Work instruction:
Check every line below for the string "CIRCUIT", and copy the lines that contain it.

**** Extracted records ****

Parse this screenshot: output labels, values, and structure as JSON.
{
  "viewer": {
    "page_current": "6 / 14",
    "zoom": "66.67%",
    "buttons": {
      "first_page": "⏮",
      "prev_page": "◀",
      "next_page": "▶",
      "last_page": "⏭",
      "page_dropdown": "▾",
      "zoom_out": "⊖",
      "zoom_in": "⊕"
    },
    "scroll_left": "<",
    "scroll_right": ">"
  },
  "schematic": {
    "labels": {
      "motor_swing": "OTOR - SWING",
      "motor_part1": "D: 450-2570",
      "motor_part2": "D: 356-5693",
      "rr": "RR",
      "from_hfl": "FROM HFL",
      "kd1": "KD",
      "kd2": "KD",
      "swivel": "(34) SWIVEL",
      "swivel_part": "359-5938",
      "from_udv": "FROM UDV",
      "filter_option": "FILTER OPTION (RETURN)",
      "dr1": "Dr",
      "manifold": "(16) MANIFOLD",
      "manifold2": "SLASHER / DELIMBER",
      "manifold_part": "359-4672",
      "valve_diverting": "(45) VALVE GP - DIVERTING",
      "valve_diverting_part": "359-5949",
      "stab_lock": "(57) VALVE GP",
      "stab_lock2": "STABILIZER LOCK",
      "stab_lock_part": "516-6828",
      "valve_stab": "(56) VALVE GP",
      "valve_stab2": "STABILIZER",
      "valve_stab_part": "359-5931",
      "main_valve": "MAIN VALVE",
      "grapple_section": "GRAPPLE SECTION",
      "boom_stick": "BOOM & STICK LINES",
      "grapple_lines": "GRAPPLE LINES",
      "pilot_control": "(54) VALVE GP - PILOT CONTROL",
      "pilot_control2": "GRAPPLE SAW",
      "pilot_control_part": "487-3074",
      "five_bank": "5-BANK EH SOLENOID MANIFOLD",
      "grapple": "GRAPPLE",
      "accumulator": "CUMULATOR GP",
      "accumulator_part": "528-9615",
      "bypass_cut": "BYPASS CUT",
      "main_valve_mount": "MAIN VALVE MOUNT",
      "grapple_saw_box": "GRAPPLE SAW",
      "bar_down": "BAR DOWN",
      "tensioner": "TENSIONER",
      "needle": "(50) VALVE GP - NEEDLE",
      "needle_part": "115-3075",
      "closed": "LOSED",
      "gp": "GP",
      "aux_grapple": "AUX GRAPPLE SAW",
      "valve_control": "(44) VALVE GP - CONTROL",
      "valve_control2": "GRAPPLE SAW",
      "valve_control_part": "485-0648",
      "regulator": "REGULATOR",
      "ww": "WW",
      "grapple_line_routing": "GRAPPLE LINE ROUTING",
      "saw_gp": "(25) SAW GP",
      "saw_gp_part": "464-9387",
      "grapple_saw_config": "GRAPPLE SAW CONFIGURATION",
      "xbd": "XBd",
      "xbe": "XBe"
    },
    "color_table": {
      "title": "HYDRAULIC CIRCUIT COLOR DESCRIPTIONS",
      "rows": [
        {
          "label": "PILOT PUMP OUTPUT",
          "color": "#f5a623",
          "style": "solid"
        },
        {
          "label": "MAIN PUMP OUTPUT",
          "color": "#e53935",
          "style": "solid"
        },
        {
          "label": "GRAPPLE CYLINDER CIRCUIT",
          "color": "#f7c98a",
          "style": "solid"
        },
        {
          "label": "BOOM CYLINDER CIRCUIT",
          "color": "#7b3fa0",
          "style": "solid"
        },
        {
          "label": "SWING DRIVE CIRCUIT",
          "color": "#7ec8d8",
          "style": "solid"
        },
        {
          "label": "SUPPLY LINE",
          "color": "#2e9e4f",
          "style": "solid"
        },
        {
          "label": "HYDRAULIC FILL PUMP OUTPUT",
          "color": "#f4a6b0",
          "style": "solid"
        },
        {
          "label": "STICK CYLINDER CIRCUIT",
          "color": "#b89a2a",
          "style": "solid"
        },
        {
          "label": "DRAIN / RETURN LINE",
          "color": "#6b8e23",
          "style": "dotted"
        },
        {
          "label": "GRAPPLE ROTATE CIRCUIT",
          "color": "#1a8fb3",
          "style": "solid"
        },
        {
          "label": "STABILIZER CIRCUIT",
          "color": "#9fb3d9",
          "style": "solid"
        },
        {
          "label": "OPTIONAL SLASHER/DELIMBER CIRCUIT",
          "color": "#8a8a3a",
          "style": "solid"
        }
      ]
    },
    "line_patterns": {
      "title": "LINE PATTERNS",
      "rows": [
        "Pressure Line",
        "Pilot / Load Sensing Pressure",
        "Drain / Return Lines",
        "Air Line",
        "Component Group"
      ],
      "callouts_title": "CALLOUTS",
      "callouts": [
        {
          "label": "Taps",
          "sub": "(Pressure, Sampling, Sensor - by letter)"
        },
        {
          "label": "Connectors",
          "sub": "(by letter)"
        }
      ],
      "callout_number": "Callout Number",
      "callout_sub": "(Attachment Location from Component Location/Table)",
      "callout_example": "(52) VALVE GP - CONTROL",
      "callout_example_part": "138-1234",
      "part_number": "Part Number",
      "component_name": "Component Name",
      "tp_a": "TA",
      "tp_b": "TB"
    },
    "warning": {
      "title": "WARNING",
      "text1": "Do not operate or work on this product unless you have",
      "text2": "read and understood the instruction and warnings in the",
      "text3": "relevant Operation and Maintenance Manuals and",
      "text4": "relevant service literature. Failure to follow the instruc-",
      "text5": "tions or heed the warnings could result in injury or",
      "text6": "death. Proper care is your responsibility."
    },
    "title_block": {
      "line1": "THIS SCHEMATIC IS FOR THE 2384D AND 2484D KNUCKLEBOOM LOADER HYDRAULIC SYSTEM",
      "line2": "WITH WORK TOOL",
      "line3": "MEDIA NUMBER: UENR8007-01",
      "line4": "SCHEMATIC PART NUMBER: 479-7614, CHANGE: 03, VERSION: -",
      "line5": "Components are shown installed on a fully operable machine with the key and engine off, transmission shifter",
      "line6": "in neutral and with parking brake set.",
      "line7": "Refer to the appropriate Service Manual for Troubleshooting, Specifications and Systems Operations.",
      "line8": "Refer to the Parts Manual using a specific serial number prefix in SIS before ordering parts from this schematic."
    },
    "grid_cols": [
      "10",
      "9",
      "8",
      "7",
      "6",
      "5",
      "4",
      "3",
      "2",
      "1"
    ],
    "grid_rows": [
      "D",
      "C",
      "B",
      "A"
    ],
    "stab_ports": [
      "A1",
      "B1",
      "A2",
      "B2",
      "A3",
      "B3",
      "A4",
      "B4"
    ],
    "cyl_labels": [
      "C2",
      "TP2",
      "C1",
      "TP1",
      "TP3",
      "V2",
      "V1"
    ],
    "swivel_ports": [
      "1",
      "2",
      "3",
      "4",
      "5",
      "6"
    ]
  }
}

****

Your solution:
      "title": "HYDRAULIC CIRCUIT COLOR DESCRIPTIONS",
          "label": "GRAPPLE CYLINDER CIRCUIT",
          "label": "BOOM CYLINDER CIRCUIT",
          "label": "SWING DRIVE CIRCUIT",
          "label": "STICK CYLINDER CIRCUIT",
          "label": "GRAPPLE ROTATE CIRCUIT",
          "label": "STABILIZER CIRCUIT",
          "label": "OPTIONAL SLASHER/DELIMBER CIRCUIT",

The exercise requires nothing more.